Zhao, F. Z., Ren, C. J., Zhang, L., Han, X. H., Yang, G. H., Wang, J.
European journal of soil science 2018 v.69 no.2 pp. 370-379
Acidobacteria, Actinobacteria, Armatimonadetes, Ascomycota, Bacteroidetes, Basidiomycota, Chlorobi, Chloroflexi, Cyanobacteria, Fibrobacteres, Firmicutes, Gemmatimonadetes, Glomeromycota, Nitrospirae, Planctomycetes, Proteobacteria, Robinia pseudoacacia, Verrucomicrobia, Zygomycota, afforestation, agricultural land, chronosequences, correlation, fungal communities, fungi, genes, internal transcribed spacers, ribosomal RNA, soil, soil bacteria, soil organic carbon, soil sampling, species diversity
The soil microbial community plays an important role in regulating soil organic carbon (SOC) decomposition and maintaining stability in forest ecosystems. However, the interactions between the soil microbial community and soil carbon (C) fractions following afforestation remain poorly understood. In this study, soil samples were collected in an afforested area representing a chronosequence of 42, 27 and 17 years of Robinia pseudoacacia L. succession (RP42yr, RP27yr and RP17yr, respectively), and in farmland (FL) soil for comparison.

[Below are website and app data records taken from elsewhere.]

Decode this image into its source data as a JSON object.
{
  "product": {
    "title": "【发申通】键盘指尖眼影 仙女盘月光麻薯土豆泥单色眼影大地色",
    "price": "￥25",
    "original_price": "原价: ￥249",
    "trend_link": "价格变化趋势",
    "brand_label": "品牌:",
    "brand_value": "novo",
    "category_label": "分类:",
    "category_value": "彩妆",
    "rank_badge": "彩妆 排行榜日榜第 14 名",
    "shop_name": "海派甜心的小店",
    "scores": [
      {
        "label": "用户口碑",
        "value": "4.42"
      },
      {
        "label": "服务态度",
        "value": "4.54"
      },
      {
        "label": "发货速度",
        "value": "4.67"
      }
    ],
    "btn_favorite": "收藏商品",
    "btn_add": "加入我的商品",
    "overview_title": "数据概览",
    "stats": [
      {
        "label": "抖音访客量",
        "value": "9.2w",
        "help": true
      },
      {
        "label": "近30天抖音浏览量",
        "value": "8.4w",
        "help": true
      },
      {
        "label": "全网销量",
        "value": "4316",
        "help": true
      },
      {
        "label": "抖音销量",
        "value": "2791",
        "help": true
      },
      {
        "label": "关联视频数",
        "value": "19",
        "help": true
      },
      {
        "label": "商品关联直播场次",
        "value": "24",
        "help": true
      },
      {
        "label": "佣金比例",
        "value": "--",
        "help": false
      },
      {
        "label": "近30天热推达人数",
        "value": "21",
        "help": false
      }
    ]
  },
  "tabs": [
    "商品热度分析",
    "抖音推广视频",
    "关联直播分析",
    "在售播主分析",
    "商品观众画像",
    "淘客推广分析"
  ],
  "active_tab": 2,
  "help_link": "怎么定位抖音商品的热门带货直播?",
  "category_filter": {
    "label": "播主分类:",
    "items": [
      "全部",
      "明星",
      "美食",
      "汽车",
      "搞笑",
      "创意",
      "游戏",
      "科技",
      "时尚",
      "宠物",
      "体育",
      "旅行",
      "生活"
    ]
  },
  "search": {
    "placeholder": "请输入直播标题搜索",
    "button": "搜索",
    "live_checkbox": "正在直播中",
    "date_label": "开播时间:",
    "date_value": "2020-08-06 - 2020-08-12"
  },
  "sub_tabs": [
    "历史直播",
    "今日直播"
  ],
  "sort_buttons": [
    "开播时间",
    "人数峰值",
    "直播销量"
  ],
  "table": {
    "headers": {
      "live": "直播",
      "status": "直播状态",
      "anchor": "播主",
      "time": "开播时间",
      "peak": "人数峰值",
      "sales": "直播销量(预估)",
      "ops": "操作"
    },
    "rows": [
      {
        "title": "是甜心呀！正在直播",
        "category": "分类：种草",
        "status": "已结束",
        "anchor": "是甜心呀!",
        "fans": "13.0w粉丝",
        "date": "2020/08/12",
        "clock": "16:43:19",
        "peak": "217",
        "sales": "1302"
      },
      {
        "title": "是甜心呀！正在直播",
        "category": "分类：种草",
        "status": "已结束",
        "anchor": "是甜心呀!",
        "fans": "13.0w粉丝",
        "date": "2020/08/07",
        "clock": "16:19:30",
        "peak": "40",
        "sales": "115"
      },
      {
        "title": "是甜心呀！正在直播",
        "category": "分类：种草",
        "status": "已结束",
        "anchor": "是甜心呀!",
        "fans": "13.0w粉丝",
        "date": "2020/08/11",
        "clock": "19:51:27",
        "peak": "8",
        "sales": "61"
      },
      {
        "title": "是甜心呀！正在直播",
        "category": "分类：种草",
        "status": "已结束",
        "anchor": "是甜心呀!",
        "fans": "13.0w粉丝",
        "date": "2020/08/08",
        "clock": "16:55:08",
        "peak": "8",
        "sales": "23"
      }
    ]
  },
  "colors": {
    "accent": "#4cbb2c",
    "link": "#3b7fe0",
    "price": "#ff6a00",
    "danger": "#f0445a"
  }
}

Illumina sequencing of the16S rRNA and fungal ITS genes was used to analyse soil bacterial and fungal diversity, and the content of C fractions was also measured. Our results indicated that soil C fractions in the afforested RP42yr, RP27yr and RP17yr sites were 34.83–94.11%, 38.52–82.83% and 27.24–89.32% larger, respectively, than in the FL soil. Shannon indices for bacterial and fungal diversity, which ranged from 6.59 to 6.81 and 3.73 to 4.19, respectively, were also larger in the afforested soil. In addition, the dominant bacterial and fungal phyla, including Proteobacteria, Acidobacteria, Chloroflexi, Gemmatimonadetes, Bacteroidetes, Nitrospirae, Verrucomicrobia, Planctomycetes, Armatimonadetes, Cyanobacteria, Chlorobi, Firmicutes, Fibrobacteres, Zygomycota, Basidiomycota and Glomeromycota, were more abundant in afforested soil than in FL soil, whereas Actinobacteria and Ascomycota were more abundant in FL soil than in afforested soil. Spearman's rank correlation coefficients were strong and positive between soil microbial diversity (alpha diversity, Bshannon and Fshannon) and C fractions (P < 0.05). The dominant phyla (both bacterial and fungal), such as Proteobacteria and Zygomycota, had significant positive effects on C fractions, whereas for other taxa, such as Actinobacteria and Ascomycota, they were significant and negative. Thus, our results indicated that changes in soil C fractions are linked to the composition of soil microbial communities following afforestation. They also provide further evidence that soil bacterial and fungal communities play vital roles in the turnover of SOC and C cycling. HIGHLIGHTS: Changes in soil microbial community influence soil carbon fractions following afforestation. Carbon fractions and soil microbial communities respond to afforestation. Changes in C fractions were strongly correlated with soil microbial diversity. Soil microbial diversity and microbial taxa markedly affected carbon fractions.